Search the material for the string "Brackets", then show every line where it turns up.

"""

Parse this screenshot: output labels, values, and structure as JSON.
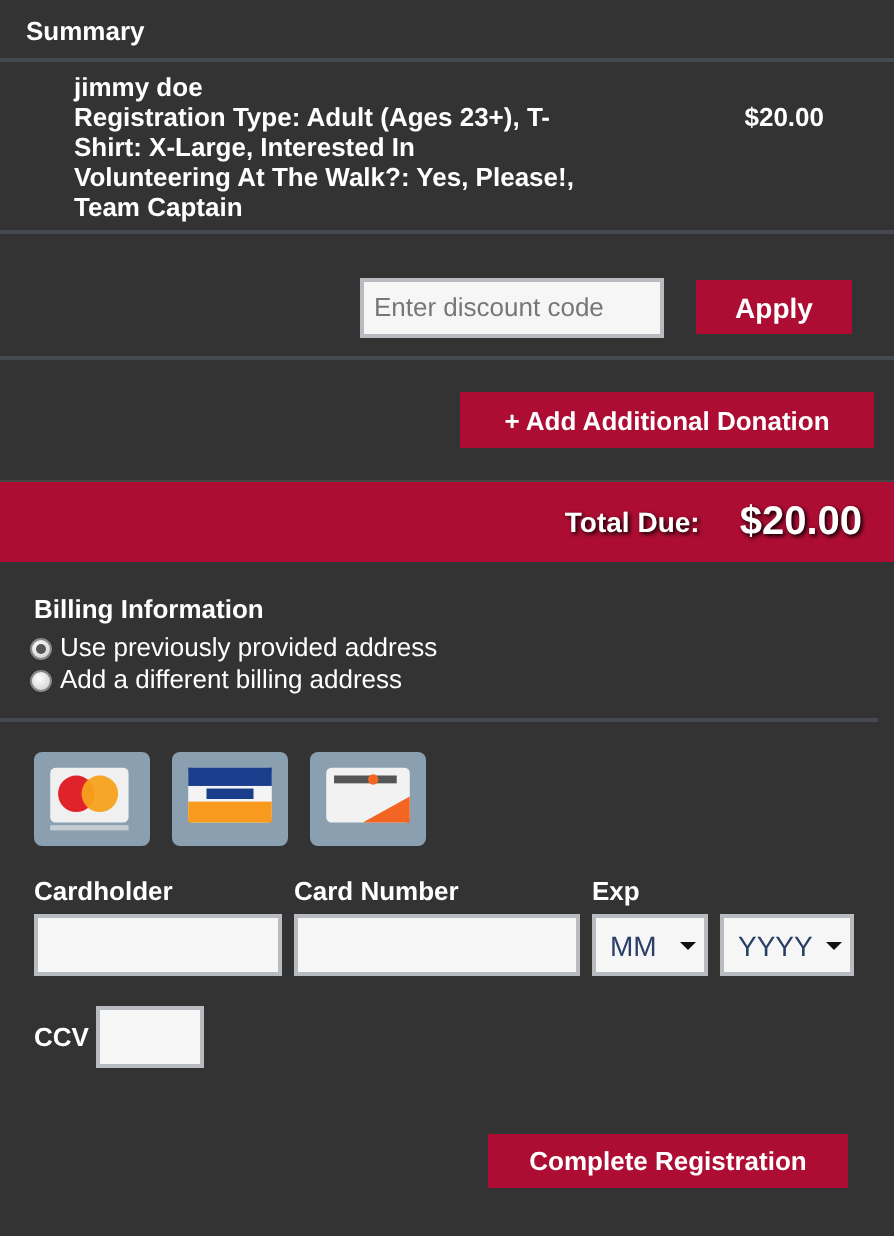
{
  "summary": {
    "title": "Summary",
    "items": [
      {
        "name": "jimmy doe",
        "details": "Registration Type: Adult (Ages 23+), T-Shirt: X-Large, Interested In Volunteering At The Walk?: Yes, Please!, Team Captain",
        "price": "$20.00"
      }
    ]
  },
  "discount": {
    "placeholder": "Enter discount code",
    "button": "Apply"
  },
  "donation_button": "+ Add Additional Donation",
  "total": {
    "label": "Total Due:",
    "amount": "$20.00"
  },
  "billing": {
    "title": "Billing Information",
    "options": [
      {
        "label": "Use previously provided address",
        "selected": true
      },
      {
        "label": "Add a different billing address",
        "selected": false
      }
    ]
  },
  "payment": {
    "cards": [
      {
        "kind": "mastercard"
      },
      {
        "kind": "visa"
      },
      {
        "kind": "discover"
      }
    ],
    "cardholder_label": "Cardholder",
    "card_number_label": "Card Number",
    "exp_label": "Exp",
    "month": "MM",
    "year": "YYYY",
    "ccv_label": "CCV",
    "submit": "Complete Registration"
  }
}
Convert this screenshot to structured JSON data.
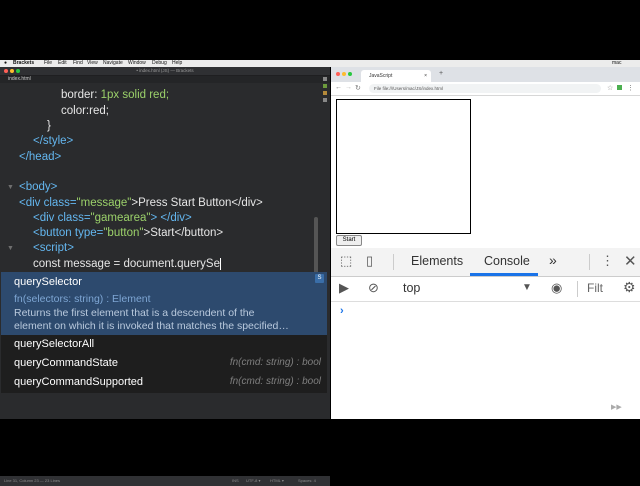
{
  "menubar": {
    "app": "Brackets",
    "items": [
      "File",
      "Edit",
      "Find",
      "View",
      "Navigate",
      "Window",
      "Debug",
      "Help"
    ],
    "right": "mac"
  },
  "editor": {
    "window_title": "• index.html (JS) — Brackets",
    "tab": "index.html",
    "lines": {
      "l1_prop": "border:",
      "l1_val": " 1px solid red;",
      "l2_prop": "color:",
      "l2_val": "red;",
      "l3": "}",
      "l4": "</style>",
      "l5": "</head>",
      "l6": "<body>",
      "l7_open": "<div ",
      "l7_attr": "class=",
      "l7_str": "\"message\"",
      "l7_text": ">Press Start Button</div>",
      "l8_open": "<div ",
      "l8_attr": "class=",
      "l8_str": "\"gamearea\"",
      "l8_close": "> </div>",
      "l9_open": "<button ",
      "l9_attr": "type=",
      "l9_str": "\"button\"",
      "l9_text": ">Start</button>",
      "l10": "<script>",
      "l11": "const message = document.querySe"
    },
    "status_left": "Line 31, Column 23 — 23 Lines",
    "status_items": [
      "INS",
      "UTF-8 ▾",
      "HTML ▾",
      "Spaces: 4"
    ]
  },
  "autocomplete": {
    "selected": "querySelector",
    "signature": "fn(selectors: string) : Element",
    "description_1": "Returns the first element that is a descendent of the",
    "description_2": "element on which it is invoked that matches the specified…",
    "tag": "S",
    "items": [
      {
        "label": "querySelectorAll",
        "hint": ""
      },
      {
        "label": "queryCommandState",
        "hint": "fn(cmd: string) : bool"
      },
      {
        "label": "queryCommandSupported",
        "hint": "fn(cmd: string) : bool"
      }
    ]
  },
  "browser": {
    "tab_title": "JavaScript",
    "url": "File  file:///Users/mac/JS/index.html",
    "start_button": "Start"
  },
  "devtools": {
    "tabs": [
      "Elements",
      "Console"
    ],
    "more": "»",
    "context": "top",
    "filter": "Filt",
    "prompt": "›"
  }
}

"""

▶ Response to this exercise:
    "app": "Brackets",
    "window_title": "• index.html (JS) — Brackets",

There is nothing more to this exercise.